I still want to avoid hell...but not because of the flames. I want to avoid hell because I want to be with God. I want to feel His love and be with Him for all eternity. My worst fear is eternal separation from God. That said, at this point, I don't think I deserve heaven. I am so soiled with sin, that I do not deserve to be in God's presence. It would be like walking down the aisle wearing nothing but the dirt I was made of and a few fig leaves I had sewn together instead of a pristine white Vera Wang dress. It would be like me trying to walk into some sort of red carpet event with a bad case of head lice, garlic breath, and severe body odor. I could never have Christ embrace me at those pearly gates...because I feel like I am far too unworthy to be in his presence let alone have his arms wrapped around me.

That's why I like the idea of purgatory. In my mind, purgatory is not a punishment, but a second chance to suffer for my sins as I have made Christ suffer for my sins. It's a chance for me to be cleansed of lust, pride, sloth, and all those other things that are so glorified by society today. It's my chance to TRULY CHANGE who I am and ensure that my soul is cleansed. I believe that those in purgatory are far closer to God than any of us have ever been (unless you're a living saint that happens to walk among us). These blessed souls may not be clean enough yet to gain entry into heaven, but they are fervently praying for it and forging a faith that is purer and stronger than any they achieved on earth. They are preparing themselves for the presence of someone far greater and holier than they ever imagined. The suffering experienced in purgatory must stem from the anticipation: They are so close to God, but still so far away. Because they are so close to God, that longing we have here on earth for God's presence is amplified exponentially in purgatory. Perhaps this is the fire that purifies the souls in purgatory as they wait for the day they are admitted into heaven. 

For Lent this year, I have dedicated  a good part of my prayers and sacrifices for those in purgatory as well as for those here on earth who have either turned their back on God or do not believe in Him. 

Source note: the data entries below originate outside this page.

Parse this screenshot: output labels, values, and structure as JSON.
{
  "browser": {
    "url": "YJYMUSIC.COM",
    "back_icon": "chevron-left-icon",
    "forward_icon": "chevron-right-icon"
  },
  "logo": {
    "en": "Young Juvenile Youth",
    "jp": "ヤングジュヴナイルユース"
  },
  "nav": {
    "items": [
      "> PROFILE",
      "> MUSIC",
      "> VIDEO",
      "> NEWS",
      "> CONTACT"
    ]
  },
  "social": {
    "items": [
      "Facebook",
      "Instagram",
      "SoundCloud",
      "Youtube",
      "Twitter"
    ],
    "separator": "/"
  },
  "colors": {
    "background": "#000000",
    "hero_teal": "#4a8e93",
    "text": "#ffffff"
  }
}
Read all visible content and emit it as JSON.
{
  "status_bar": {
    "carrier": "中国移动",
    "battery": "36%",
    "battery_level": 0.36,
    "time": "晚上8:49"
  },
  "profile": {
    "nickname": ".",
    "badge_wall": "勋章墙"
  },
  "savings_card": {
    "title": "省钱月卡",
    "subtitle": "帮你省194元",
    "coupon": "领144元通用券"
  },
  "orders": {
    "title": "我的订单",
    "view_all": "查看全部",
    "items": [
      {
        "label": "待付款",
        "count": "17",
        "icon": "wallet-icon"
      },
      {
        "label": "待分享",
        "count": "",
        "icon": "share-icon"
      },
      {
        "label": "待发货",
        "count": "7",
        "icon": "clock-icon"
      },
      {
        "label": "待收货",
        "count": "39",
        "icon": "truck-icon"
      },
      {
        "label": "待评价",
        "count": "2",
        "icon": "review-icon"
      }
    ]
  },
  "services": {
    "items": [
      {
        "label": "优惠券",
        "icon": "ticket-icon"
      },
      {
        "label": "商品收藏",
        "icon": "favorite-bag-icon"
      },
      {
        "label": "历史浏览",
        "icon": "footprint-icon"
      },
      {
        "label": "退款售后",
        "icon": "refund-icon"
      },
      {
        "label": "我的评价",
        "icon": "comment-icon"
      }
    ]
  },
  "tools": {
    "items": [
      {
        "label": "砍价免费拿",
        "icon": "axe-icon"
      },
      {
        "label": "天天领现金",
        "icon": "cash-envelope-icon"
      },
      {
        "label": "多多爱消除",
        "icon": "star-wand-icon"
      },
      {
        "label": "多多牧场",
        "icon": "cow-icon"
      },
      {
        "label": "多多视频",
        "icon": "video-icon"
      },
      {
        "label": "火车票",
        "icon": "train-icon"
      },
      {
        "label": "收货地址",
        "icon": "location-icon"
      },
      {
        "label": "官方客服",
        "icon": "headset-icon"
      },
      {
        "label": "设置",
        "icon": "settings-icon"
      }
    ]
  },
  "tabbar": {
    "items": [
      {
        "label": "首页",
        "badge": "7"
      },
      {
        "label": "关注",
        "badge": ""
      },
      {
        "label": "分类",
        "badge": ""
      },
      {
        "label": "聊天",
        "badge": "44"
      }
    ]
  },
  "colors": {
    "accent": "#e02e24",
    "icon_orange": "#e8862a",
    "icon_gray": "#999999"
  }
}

One of my prayers for the next 30 odd days:
"Eternal Father, I offer Thee the Most Precious Blood of Thy Divine Son, Jesus, in union with the masses said throughout the world today, for all the holy souls in purgatory, for sinners everywhere, for sinners in the universal church, those in my own home and within my family. Amen."

*As a very young child, I walked into a living room where this movie was playing. It SCARED THE CRAP out of me and was the source of many nightmares for the rest of my childhood.

Pax Vobiscum


  1. I so agree with what you've written. I, too, am acutely aware of the souls in Purgatory. I thank God that He created such a place for so few are spotless enough to stand before Him. I pray for the souls everyday and with the prayer you mentioned (the St. Gertrude Prayer). I also ask the souls to pray for me. You might be interested in my post, Love Should Not Die At Death, it mentions a fascinating book, Hungry Souls. Let me know what you think. I liked this post esp. the comparison of walking the red carpet. N

  2. I have had "Hungry Souls" on my wishlist for some time....the problem is I can only read so many books considering how little time I have on my hands these days...maybe once the semester is finished?

  3. Have you ever checked out "The Great Divorce" by C.S. Lewis?